**EXTRACTED DATA**
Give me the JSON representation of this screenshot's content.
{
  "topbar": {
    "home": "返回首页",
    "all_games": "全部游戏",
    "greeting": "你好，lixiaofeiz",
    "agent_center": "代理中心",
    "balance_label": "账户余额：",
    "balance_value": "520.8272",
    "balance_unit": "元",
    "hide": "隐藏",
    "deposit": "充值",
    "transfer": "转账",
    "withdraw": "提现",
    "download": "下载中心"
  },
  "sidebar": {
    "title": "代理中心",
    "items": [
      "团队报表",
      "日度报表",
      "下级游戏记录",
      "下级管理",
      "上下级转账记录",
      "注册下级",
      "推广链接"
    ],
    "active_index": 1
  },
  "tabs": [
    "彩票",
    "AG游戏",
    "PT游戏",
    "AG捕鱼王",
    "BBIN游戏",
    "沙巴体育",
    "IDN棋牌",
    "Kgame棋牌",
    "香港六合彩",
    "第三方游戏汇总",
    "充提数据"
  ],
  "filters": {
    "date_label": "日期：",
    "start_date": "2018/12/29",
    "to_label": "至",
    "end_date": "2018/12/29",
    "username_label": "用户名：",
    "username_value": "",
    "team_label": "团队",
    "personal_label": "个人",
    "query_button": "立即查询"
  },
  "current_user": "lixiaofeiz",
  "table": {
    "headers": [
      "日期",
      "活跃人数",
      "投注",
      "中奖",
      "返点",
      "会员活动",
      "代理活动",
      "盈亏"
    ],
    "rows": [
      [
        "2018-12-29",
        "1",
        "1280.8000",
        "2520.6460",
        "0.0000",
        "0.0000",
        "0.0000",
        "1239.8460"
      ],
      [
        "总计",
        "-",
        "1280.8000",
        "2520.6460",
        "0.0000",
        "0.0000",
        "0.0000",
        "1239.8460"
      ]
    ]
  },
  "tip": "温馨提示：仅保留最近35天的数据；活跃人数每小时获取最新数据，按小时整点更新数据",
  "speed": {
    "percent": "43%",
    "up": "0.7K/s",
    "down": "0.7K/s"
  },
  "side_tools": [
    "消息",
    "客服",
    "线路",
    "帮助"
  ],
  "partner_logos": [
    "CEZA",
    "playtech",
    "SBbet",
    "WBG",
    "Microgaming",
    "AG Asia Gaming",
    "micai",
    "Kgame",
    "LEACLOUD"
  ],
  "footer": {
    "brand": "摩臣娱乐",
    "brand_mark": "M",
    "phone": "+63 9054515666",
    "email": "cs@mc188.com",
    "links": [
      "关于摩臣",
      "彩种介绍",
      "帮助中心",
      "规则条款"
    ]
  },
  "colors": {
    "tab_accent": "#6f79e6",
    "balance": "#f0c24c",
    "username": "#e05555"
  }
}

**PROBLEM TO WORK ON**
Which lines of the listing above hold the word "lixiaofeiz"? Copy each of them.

**YOUR RESPONSE**
    "greeting": "你好，lixiaofeiz",
  "current_user": "lixiaofeiz",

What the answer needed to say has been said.